--- Entries from a dataset of interfaces ---
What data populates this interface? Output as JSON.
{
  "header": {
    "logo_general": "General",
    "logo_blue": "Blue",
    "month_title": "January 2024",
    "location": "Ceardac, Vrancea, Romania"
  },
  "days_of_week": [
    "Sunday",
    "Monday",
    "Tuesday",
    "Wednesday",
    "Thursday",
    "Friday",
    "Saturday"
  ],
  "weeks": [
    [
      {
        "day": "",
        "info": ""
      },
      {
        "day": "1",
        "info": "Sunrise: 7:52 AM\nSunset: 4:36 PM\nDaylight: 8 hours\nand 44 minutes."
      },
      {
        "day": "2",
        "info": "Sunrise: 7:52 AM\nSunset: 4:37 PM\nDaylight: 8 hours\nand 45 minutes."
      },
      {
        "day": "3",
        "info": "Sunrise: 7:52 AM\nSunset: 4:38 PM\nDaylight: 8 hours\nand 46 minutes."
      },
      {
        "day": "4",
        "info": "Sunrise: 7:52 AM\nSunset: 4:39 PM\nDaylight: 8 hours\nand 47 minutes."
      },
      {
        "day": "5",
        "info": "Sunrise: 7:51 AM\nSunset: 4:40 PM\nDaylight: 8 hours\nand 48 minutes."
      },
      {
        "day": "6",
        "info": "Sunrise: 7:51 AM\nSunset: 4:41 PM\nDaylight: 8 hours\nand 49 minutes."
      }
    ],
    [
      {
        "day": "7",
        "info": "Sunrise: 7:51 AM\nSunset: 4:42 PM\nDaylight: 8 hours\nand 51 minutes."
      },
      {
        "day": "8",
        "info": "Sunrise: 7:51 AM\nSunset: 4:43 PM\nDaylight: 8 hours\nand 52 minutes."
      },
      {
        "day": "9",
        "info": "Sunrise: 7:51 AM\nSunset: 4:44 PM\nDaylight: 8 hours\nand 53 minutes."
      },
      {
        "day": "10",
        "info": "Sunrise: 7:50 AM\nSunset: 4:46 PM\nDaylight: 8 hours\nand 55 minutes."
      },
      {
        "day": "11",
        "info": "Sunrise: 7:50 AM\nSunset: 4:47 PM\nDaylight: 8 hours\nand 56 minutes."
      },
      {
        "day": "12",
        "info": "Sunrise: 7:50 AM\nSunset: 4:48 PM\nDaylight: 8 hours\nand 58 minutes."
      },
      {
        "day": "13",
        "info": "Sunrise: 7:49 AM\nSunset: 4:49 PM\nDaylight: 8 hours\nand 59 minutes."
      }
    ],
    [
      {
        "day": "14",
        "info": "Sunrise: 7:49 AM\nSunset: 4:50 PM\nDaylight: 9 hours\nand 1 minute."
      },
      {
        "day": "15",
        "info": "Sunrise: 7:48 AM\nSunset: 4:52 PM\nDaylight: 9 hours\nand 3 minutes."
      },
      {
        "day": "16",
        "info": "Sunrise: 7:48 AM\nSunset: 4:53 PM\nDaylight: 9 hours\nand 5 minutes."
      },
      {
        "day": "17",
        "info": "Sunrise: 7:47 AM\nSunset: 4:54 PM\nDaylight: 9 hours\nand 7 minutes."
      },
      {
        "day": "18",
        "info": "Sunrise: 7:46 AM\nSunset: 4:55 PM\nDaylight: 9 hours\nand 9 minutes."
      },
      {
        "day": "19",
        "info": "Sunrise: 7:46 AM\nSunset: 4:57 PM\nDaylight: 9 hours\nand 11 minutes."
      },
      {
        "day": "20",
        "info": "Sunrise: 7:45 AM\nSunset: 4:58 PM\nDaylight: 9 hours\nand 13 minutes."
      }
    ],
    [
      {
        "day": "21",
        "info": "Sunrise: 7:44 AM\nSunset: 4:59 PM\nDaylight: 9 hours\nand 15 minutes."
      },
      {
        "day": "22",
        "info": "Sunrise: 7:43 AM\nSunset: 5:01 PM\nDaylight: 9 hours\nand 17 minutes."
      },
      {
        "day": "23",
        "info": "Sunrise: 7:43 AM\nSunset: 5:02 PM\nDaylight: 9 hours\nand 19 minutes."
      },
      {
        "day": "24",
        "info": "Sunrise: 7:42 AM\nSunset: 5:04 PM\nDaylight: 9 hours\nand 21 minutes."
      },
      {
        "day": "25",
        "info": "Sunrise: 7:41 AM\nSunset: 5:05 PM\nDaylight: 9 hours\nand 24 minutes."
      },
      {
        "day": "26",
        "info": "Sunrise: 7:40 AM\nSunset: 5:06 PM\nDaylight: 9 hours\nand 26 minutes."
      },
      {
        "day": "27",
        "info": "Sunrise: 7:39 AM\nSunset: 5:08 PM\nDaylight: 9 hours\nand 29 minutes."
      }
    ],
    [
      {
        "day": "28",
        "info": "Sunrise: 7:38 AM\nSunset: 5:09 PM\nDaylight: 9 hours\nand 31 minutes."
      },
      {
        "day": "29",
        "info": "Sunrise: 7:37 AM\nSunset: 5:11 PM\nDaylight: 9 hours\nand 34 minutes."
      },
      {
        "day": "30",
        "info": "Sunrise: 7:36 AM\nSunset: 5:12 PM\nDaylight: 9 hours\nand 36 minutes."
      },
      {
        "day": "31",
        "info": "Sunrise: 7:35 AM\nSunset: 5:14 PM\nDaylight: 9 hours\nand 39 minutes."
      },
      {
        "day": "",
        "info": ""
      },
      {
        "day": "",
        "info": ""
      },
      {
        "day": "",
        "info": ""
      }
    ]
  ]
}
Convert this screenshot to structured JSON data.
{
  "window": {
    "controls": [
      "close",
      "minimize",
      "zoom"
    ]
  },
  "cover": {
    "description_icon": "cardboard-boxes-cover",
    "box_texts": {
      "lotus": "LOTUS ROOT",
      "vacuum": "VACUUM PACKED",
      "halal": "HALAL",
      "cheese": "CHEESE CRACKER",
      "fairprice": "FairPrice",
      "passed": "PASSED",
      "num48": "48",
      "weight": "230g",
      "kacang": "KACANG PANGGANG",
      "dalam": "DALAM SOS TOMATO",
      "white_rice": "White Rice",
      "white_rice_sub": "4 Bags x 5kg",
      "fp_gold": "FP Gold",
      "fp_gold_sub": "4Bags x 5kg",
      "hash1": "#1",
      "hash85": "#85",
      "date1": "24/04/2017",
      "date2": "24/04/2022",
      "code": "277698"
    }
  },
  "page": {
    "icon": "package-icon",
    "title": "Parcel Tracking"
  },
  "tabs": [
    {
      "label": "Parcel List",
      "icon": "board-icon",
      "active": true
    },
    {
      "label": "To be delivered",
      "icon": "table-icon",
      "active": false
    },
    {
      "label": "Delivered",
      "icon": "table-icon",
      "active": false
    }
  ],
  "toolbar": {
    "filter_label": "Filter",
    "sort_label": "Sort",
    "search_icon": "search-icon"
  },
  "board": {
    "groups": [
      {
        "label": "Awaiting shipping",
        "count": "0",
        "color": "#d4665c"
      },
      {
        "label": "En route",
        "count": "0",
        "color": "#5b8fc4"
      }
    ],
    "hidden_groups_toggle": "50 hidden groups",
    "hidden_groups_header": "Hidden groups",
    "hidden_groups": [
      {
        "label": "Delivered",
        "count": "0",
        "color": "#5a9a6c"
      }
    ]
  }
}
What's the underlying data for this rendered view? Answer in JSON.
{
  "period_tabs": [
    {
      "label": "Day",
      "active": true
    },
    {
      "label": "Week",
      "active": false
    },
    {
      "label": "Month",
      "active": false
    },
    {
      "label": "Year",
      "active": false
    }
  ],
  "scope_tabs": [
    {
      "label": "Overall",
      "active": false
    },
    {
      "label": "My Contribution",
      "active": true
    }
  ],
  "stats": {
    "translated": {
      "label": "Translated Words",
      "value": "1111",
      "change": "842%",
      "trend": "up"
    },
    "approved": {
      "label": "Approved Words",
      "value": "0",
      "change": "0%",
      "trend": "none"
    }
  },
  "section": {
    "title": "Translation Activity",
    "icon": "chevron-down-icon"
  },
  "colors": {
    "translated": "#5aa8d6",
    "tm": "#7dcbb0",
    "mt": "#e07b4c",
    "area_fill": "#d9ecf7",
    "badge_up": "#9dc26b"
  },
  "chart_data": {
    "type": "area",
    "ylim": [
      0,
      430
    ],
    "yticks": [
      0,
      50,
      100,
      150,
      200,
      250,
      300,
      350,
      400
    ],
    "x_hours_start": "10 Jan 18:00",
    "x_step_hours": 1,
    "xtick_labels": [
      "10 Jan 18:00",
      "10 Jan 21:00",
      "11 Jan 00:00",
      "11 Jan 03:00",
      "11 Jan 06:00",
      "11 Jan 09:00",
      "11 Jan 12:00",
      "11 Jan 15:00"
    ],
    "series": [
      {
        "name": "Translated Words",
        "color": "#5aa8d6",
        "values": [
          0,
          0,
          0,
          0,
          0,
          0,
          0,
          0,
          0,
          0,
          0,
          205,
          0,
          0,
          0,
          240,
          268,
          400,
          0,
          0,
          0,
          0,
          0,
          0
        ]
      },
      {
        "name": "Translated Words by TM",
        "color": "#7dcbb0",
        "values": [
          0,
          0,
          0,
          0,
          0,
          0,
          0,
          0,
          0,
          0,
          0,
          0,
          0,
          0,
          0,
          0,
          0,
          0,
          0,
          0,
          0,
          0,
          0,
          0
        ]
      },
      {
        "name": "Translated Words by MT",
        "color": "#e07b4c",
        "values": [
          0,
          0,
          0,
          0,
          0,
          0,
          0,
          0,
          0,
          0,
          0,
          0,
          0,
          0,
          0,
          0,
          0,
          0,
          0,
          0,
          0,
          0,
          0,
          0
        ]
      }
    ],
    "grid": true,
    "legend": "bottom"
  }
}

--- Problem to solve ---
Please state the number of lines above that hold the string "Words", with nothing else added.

--- The answer ---
5